Granules India is one of those companies that swims against the tide. When most Indian drug makers stayed away or moved out of making highly commoditised molecules such as Paracetamol, Ibuprofen, Metformin, Methocarbamol and Guaifenesin, Granules persisted.
Granules entered the US generics market when there were possibly more than a dozen competitors for every single product, and in the midst of pricing pressure. For Granules, these bets seemed to be paying off.
Priyanka Chigurupati, Executive Director, who is overseeing the US business, told Moneycontrol that the drug maker expects the US business to contribute about two-thirds of its revenues in the next two years and the company is confident of maintaining the momentum of Q1FY21.
Long-term, interim strategies
Chigurupati, a second-generation entrepreneur, said the company has both long-term and interim strategies in place to beat the pricing pressure in the US market and build a sustainable generics business.
Launch of products by leveraging upon backward integration into active pharmaceutical ingredients (APIs) with gross profit margin of 50-55 percent would be the long-term strategy.
The interim plan is to launch limited competition products with a shorter lifecycle but with more financial benefits due to competitive reasons. This, the company says, will help generate cash flows.
“We have shifted from P&L to a more cash flow-focussed company,” Chigurupati said. Currently, the US business contributes about 52 percent to the company’s revenues.
For Granules, Q1FY21 has been particularly strong. Consolidated sales stood at Rs 735.60 crore – an increase of 23.57 percent from Rs 595.27 crore in Q1FY20. Net profit in Q1FY21 stood at Rs 111.45 crore – a rise of 33.89 percent YoY.
Granules stock also had a good run, giving a return of 150 percent in 2020. The BSE Healthcare index rose 44 percent during the same time. Shares of Granules rose 1.76 percent and were trading at Rs 315.10 at 2 pm on Thursday, while the benchmark Sensex gained 0.31 percent to 39,191.40 points.
Granule’s history and how did it pull off?
Granules was founded in 1984 by Krishna Prasad Chigurupati in Hyderabad to make Paracetamol or Acetaminophen as it is generically called.
Paracetamol is one of the most commonly used medications against fever and pain. Paracetamol has attracted hordes of entrepreneurs, during the 80s and early 90s, considered to be the period of India's bulk drug boom.
Over the years, Granules expanded its portfolio to Ibuprofen (pain relief), Metformin (anti-diabetic), Methocarbamol (pain relief), Guaifenesin (anti-cough), among others. By the late 90s, many have perished, due to cut- throat competition, price controls and little margins.
Also, the shift of bulk drug manufacturing to China hastened the process.

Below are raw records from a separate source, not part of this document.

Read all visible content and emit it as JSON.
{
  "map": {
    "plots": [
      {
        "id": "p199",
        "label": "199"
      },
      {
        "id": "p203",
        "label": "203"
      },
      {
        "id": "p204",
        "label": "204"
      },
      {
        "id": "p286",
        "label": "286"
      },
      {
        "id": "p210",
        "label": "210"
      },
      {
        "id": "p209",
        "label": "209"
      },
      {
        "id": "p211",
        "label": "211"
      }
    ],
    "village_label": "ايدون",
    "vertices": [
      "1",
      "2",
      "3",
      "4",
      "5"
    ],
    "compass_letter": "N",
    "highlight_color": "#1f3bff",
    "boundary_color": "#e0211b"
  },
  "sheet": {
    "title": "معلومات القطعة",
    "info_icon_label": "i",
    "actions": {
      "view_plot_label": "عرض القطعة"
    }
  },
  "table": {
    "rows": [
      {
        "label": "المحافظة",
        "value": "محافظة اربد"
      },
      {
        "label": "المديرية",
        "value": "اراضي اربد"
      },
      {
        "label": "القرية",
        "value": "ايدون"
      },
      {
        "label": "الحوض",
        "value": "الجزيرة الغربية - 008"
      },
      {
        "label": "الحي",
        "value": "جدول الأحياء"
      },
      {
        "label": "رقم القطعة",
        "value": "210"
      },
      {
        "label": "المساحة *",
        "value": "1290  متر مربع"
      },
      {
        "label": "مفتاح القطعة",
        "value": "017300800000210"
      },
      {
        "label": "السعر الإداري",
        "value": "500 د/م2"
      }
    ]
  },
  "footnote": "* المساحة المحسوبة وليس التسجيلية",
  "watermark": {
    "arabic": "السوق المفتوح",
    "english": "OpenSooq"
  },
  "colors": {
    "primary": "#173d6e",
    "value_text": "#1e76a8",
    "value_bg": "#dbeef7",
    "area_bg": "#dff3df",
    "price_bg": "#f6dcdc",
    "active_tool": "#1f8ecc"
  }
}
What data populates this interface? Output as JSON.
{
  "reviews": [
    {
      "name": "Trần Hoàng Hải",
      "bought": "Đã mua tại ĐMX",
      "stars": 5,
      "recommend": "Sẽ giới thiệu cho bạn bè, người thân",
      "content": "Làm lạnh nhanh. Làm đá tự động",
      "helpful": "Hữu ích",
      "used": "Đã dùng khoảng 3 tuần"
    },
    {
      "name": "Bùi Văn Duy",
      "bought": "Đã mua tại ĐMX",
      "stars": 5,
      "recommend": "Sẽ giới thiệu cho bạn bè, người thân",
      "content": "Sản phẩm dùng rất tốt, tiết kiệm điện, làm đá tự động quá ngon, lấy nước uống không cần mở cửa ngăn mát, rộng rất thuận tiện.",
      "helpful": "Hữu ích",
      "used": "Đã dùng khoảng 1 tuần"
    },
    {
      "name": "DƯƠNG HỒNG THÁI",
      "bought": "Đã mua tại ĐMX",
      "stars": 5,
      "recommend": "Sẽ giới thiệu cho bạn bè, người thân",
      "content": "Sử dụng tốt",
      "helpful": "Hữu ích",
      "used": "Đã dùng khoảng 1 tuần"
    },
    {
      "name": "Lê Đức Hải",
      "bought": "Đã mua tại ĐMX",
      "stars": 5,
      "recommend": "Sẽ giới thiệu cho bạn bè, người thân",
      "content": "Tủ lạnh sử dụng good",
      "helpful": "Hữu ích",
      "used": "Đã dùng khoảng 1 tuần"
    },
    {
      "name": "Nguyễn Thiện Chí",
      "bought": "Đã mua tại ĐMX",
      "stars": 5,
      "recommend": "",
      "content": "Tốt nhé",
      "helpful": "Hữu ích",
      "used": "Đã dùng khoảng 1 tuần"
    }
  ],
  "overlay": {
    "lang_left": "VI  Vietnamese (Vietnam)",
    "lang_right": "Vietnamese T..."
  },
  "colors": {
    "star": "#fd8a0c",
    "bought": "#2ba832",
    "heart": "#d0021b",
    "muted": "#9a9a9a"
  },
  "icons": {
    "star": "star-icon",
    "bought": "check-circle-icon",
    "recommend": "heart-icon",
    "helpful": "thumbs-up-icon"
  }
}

Those who survived shifted gears to formulation and highly regulated markets.
Granules kept churning out the same old commodity molecules and that could be one reason why it hasn't been able to catch up with larger rivals despite having a head start.
However, to survive in such a low-margin but high-volume market, Granules started investing heavily on expanding APIs and pharmaceutical formulation intermediate (PFI) capacities, focussed on manufacturing, cost efficiencies and reliability. PFI is a stage before the making the finished product.
For Granules, Paracetamol contributes about 25-30 percent to its total production. Granules has both the finished dosage formulation and the API, and it has one-fifth of global share.
Interestingly, Paracetamol, Ibuprofen, Metformin, Methocarbamol and Guaifenesin are old molecules, but are the first line of treatment, and they are difficult to be replaced that easily. The market size for these products is small, but are relatively stable.
But still, this isn't enough for the next leap of growth. This is when Granules decided to directly enter the lucrative US generics market, leveraging upon its backward integration into APIs.
The company started with ANDA filings for its key molecules such as Metformin and Ibuprofen, coupled with in-licensing deals and acquisitions to quickly expand its portfolio basket.
The company has invested Rs 600 crore on setting up formulations manufacturing facility in Virginia, US. In India, too, it has expanded capacities across facilities and added APIs to its portfolios.
As of March 31, 2020, Granules has filed 44 ANDAs in the US, out of which 26 are approved. Till the closure of financial year 2020, the company had filed 20 US DMFs. Chigurpati says the focus would be on choosing the right molecules for the US market.
"We picked a basket of products, for which scaling up was an issue (for competition.) We took those products, and processed them efficiently. We took exhibit batches at the sizes of commercial batches with proven consistency, and it is those products we are filing," Chigurupati said.
"Strong demand for key products such as Metformin, Paracetamol, and Ibuprofen due to COVID-19 has translated to a robust Q1 for Granules. Ahead, we expect launches in formulations and additional capacity in PFIs to be key growth drivers,” said brokerage firm Anand Rathi in its recent report.